WORK INSTRUCTIONS:
Copy out each record below, exactly as given.

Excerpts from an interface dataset
★ ★ ★ ★ ★

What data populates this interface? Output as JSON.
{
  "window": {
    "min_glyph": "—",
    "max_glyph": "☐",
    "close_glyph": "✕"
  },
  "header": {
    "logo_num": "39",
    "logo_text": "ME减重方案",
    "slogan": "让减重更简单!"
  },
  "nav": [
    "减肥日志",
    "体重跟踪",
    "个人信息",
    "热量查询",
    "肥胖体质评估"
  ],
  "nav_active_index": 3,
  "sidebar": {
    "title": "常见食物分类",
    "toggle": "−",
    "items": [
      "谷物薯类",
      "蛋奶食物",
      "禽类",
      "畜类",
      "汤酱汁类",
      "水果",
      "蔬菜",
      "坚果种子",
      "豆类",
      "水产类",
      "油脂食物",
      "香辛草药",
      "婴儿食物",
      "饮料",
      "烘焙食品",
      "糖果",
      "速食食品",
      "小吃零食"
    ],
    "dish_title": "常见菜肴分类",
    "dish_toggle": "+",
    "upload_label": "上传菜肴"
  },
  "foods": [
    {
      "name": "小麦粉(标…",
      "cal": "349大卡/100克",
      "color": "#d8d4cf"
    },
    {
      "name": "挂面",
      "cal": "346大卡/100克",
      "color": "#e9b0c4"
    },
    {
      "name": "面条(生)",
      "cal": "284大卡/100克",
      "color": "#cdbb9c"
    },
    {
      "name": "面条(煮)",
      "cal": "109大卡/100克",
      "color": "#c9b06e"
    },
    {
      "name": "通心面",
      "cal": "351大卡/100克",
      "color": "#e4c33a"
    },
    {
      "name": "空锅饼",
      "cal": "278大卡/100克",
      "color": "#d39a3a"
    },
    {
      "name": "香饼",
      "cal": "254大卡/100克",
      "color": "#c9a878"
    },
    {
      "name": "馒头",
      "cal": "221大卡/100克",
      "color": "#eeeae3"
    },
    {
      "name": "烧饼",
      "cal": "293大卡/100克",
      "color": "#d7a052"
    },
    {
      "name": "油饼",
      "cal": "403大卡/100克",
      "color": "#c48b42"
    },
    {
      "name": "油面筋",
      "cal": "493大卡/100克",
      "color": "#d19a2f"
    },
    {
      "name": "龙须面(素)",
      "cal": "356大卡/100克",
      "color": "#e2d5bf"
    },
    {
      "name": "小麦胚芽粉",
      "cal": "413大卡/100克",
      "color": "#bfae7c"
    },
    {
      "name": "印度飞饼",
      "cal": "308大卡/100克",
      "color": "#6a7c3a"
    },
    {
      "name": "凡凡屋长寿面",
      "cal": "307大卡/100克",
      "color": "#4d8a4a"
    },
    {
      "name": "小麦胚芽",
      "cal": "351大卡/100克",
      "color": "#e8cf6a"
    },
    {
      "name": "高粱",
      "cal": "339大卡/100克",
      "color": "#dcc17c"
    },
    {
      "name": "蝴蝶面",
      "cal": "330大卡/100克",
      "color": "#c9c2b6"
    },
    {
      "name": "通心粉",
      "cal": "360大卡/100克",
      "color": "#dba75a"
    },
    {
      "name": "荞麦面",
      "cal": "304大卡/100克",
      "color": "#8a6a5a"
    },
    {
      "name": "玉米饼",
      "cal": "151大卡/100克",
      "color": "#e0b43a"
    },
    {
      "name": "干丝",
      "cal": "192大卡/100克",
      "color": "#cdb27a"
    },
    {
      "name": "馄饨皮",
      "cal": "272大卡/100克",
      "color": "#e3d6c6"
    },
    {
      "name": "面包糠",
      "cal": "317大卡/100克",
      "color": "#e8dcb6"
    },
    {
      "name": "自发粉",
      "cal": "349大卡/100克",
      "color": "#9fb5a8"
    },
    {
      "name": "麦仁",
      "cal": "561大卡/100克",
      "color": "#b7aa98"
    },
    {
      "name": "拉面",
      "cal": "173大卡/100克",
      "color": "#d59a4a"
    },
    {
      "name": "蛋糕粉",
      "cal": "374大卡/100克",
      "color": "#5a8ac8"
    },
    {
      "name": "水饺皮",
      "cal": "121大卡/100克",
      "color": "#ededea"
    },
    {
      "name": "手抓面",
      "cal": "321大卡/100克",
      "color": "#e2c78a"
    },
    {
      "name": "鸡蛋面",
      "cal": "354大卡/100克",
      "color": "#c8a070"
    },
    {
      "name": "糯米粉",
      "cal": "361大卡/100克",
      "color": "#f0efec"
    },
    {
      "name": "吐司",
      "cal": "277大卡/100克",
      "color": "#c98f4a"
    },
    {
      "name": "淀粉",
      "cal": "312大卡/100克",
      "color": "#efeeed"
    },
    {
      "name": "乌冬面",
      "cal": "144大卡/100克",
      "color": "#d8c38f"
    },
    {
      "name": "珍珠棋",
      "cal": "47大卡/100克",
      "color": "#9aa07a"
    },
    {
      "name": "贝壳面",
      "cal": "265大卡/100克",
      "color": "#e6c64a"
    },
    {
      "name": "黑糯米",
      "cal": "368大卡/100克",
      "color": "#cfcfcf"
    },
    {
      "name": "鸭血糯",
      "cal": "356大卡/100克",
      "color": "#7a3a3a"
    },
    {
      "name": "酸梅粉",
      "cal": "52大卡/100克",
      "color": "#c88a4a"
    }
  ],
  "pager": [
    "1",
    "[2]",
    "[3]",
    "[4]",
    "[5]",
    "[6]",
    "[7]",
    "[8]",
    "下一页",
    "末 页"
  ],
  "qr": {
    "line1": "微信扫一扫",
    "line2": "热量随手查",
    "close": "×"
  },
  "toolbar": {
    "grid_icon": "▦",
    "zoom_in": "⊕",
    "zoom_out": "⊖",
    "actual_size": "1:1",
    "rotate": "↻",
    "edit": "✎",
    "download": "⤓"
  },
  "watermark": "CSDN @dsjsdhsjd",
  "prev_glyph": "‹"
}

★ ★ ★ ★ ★

WRITTEN RESPONSE:
What data populates this interface? Output as JSON.
{
  "window": {
    "min_glyph": "—",
    "max_glyph": "☐",
    "close_glyph": "✕"
  },
  "header": {
    "logo_num": "39",
    "logo_text": "ME减重方案",
    "slogan": "让减重更简单!"
  },
  "nav": [
    "减肥日志",
    "体重跟踪",
    "个人信息",
    "热量查询",
    "肥胖体质评估"
  ],
  "nav_active_index": 3,
  "sidebar": {
    "title": "常见食物分类",
    "toggle": "−",
    "items": [
      "谷物薯类",
      "蛋奶食物",
      "禽类",
      "畜类",
      "汤酱汁类",
      "水果",
      "蔬菜",
      "坚果种子",
      "豆类",
      "水产类",
      "油脂食物",
      "香辛草药",
      "婴儿食物",
      "饮料",
      "烘焙食品",
      "糖果",
      "速食食品",
      "小吃零食"
    ],
    "dish_title": "常见菜肴分类",
    "dish_toggle": "+",
    "upload_label": "上传菜肴"
  },
  "foods": [
    {
      "name": "小麦粉(标…",
      "cal": "349大卡/100克",
      "color": "#d8d4cf"
    },
    {
      "name": "挂面",
      "cal": "346大卡/100克",
      "color": "#e9b0c4"
    },
    {
      "name": "面条(生)",
      "cal": "284大卡/100克",
      "color": "#cdbb9c"
    },
    {
      "name": "面条(煮)",
      "cal": "109大卡/100克",
      "color": "#c9b06e"
    },
    {
      "name": "通心面",
      "cal": "351大卡/100克",
      "color": "#e4c33a"
    },
    {
      "name": "空锅饼",
      "cal": "278大卡/100克",
      "color": "#d39a3a"
    },
    {
      "name": "香饼",
      "cal": "254大卡/100克",
      "color": "#c9a878"
    },
    {
      "name": "馒头",
      "cal": "221大卡/100克",
      "color": "#eeeae3"
    },
    {
      "name": "烧饼",
      "cal": "293大卡/100克",
      "color": "#d7a052"
    },
    {
      "name": "油饼",
      "cal": "403大卡/100克",
      "color": "#c48b42"
    },
    {
      "name": "油面筋",
      "cal": "493大卡/100克",
      "color": "#d19a2f"
    },
    {
      "name": "龙须面(素)",
      "cal": "356大卡/100克",
      "color": "#e2d5bf"
    },
    {
      "name": "小麦胚芽粉",
      "cal": "413大卡/100克",
      "color": "#bfae7c"
    },
    {
      "name": "印度飞饼",
      "cal": "308大卡/100克",
      "color": "#6a7c3a"
    },
    {
      "name": "凡凡屋长寿面",
      "cal": "307大卡/100克",
      "color": "#4d8a4a"
    },
    {
      "name": "小麦胚芽",
      "cal": "351大卡/100克",
      "color": "#e8cf6a"
    },
    {
      "name": "高粱",
      "cal": "339大卡/100克",
      "color": "#dcc17c"
    },
    {
      "name": "蝴蝶面",
      "cal": "330大卡/100克",
      "color": "#c9c2b6"
    },
    {
      "name": "通心粉",
      "cal": "360大卡/100克",
      "color": "#dba75a"
    },
    {
      "name": "荞麦面",
      "cal": "304大卡/100克",
      "color": "#8a6a5a"
    },
    {
      "name": "玉米饼",
      "cal": "151大卡/100克",
      "color": "#e0b43a"
    },
    {
      "name": "干丝",
      "cal": "192大卡/100克",
      "color": "#cdb27a"
    },
    {
      "name": "馄饨皮",
      "cal": "272大卡/100克",
      "color": "#e3d6c6"
    },
    {
      "name": "面包糠",
      "cal": "317大卡/100克",
      "color": "#e8dcb6"
    },
    {
      "name": "自发粉",
      "cal": "349大卡/100克",
      "color": "#9fb5a8"
    },
    {
      "name": "麦仁",
      "cal": "561大卡/100克",
      "color": "#b7aa98"
    },
    {
      "name": "拉面",
      "cal": "173大卡/100克",
      "color": "#d59a4a"
    },
    {
      "name": "蛋糕粉",
      "cal": "374大卡/100克",
      "color": "#5a8ac8"
    },
    {
      "name": "水饺皮",
      "cal": "121大卡/100克",
      "color": "#ededea"
    },
    {
      "name": "手抓面",
      "cal": "321大卡/100克",
      "color": "#e2c78a"
    },
    {
      "name": "鸡蛋面",
      "cal": "354大卡/100克",
      "color": "#c8a070"
    },
    {
      "name": "糯米粉",
      "cal": "361大卡/100克",
      "color": "#f0efec"
    },
    {
      "name": "吐司",
      "cal": "277大卡/100克",
      "color": "#c98f4a"
    },
    {
      "name": "淀粉",
      "cal": "312大卡/100克",
      "color": "#efeeed"
    },
    {
      "name": "乌冬面",
      "cal": "144大卡/100克",
      "color": "#d8c38f"
    },
    {
      "name": "珍珠棋",
      "cal": "47大卡/100克",
      "color": "#9aa07a"
    },
    {
      "name": "贝壳面",
      "cal": "265大卡/100克",
      "color": "#e6c64a"
    },
    {
      "name": "黑糯米",
      "cal": "368大卡/100克",
      "color": "#cfcfcf"
    },
    {
      "name": "鸭血糯",
      "cal": "356大卡/100克",
      "color": "#7a3a3a"
    },
    {
      "name": "酸梅粉",
      "cal": "52大卡/100克",
      "color": "#c88a4a"
    }
  ],
  "pager": [
    "1",
    "[2]",
    "[3]",
    "[4]",
    "[5]",
    "[6]",
    "[7]",
    "[8]",
    "下一页",
    "末 页"
  ],
  "qr": {
    "line1": "微信扫一扫",
    "line2": "热量随手查",
    "close": "×"
  },
  "toolbar": {
    "grid_icon": "▦",
    "zoom_in": "⊕",
    "zoom_out": "⊖",
    "actual_size": "1:1",
    "rotate": "↻",
    "edit": "✎",
    "download": "⤓"
  },
  "watermark": "CSDN @dsjsdhsjd",
  "prev_glyph": "‹"
}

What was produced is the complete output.